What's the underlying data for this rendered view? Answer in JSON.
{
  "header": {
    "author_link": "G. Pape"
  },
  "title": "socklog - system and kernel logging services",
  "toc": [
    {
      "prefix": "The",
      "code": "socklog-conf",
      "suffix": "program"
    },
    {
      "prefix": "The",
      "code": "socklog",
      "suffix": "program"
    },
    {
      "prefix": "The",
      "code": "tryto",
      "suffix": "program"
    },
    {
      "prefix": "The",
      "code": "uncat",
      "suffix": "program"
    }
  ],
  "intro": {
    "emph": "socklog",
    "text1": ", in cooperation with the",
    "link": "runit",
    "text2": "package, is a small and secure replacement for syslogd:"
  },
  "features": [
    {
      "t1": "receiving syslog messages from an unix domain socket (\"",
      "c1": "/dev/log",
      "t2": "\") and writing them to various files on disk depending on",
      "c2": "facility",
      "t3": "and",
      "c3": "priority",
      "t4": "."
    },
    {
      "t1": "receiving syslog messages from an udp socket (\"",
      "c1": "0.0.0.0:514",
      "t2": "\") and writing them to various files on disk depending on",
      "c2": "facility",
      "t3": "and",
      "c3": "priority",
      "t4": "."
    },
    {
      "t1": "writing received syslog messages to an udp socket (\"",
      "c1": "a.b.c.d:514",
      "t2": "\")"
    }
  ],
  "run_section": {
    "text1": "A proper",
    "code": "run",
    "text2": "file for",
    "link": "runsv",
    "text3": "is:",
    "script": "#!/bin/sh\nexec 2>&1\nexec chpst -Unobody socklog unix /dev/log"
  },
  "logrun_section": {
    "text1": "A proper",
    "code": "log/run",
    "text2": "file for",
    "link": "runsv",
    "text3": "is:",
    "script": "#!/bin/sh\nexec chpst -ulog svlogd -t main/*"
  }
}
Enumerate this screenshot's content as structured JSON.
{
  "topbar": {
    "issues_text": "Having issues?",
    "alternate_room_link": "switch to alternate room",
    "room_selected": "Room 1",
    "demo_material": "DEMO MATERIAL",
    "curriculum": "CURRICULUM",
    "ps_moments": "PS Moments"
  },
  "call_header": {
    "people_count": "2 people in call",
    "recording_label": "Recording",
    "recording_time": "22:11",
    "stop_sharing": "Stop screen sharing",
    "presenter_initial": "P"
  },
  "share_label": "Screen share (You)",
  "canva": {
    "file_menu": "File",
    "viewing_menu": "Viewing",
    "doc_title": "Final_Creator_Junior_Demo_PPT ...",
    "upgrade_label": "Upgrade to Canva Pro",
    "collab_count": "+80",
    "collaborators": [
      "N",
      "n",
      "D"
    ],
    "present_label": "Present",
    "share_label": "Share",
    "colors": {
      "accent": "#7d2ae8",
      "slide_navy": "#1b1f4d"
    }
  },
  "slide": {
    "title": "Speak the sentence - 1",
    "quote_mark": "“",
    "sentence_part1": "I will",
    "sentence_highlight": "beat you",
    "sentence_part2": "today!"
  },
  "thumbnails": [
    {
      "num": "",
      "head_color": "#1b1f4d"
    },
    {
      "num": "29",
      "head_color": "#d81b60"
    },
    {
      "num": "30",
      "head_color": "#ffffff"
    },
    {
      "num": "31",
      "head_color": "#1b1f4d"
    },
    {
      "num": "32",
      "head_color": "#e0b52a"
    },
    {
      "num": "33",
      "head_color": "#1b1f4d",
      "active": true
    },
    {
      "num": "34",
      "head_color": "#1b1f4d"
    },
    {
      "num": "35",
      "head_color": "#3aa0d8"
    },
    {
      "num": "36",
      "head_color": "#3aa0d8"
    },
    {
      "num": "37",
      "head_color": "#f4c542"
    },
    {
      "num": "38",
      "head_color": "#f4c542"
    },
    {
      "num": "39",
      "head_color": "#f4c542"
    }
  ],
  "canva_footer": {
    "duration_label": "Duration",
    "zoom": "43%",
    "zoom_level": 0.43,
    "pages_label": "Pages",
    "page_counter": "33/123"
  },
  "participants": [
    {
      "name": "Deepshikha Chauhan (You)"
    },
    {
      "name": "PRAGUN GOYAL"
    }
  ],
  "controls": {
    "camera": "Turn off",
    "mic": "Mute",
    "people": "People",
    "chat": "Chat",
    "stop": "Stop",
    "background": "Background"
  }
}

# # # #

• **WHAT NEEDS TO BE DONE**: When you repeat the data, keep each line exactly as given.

• **YOUR RESPONSE**:
What's the underlying data for this rendered view? Answer in JSON.
{
  "header": {
    "author_link": "G. Pape"
  },
  "title": "socklog - system and kernel logging services",
  "toc": [
    {
      "prefix": "The",
      "code": "socklog-conf",
      "suffix": "program"
    },
    {
      "prefix": "The",
      "code": "socklog",
      "suffix": "program"
    },
    {
      "prefix": "The",
      "code": "tryto",
      "suffix": "program"
    },
    {
      "prefix": "The",
      "code": "uncat",
      "suffix": "program"
    }
  ],
  "intro": {
    "emph": "socklog",
    "text1": ", in cooperation with the",
    "link": "runit",
    "text2": "package, is a small and secure replacement for syslogd:"
  },
  "features": [
    {
      "t1": "receiving syslog messages from an unix domain socket (\"",
      "c1": "/dev/log",
      "t2": "\") and writing them to various files on disk depending on",
      "c2": "facility",
      "t3": "and",
      "c3": "priority",
      "t4": "."
    },
    {
      "t1": "receiving syslog messages from an udp socket (\"",
      "c1": "0.0.0.0:514",
      "t2": "\") and writing them to various files on disk depending on",
      "c2": "facility",
      "t3": "and",
      "c3": "priority",
      "t4": "."
    },
    {
      "t1": "writing received syslog messages to an udp socket (\"",
      "c1": "a.b.c.d:514",
      "t2": "\")"
    }
  ],
  "run_section": {
    "text1": "A proper",
    "code": "run",
    "text2": "file for",
    "link": "runsv",
    "text3": "is:",
    "script": "#!/bin/sh\nexec 2>&1\nexec chpst -Unobody socklog unix /dev/log"
  },
  "logrun_section": {
    "text1": "A proper",
    "code": "log/run",
    "text2": "file for",
    "link": "runsv",
    "text3": "is:",
    "script": "#!/bin/sh\nexec chpst -ulog svlogd -t main/*"
  }
}
Enumerate this screenshot's content as structured JSON.
{
  "topbar": {
    "issues_text": "Having issues?",
    "alternate_room_link": "switch to alternate room",
    "room_selected": "Room 1",
    "demo_material": "DEMO MATERIAL",
    "curriculum": "CURRICULUM",
    "ps_moments": "PS Moments"
  },
  "call_header": {
    "people_count": "2 people in call",
    "recording_label": "Recording",
    "recording_time": "22:11",
    "stop_sharing": "Stop screen sharing",
    "presenter_initial": "P"
  },
  "share_label": "Screen share (You)",
  "canva": {
    "file_menu": "File",
    "viewing_menu": "Viewing",
    "doc_title": "Final_Creator_Junior_Demo_PPT ...",
    "upgrade_label": "Upgrade to Canva Pro",
    "collab_count": "+80",
    "collaborators": [
      "N",
      "n",
      "D"
    ],
    "present_label": "Present",
    "share_label": "Share",
    "colors": {
      "accent": "#7d2ae8",
      "slide_navy": "#1b1f4d"
    }
  },
  "slide": {
    "title": "Speak the sentence - 1",
    "quote_mark": "“",
    "sentence_part1": "I will",
    "sentence_highlight": "beat you",
    "sentence_part2": "today!"
  },
  "thumbnails": [
    {
      "num": "",
      "head_color": "#1b1f4d"
    },
    {
      "num": "29",
      "head_color": "#d81b60"
    },
    {
      "num": "30",
      "head_color": "#ffffff"
    },
    {
      "num": "31",
      "head_color": "#1b1f4d"
    },
    {
      "num": "32",
      "head_color": "#e0b52a"
    },
    {
      "num": "33",
      "head_color": "#1b1f4d",
      "active": true
    },
    {
      "num": "34",
      "head_color": "#1b1f4d"
    },
    {
      "num": "35",
      "head_color": "#3aa0d8"
    },
    {
      "num": "36",
      "head_color": "#3aa0d8"
    },
    {
      "num": "37",
      "head_color": "#f4c542"
    },
    {
      "num": "38",
      "head_color": "#f4c542"
    },
    {
      "num": "39",
      "head_color": "#f4c542"
    }
  ],
  "canva_footer": {
    "duration_label": "Duration",
    "zoom": "43%",
    "zoom_level": 0.43,
    "pages_label": "Pages",
    "page_counter": "33/123"
  },
  "participants": [
    {
      "name": "Deepshikha Chauhan (You)"
    },
    {
      "name": "PRAGUN GOYAL"
    }
  ],
  "controls": {
    "camera": "Turn off",
    "mic": "Mute",
    "people": "People",
    "chat": "Chat",
    "stop": "Stop",
    "background": "Background"
  }
}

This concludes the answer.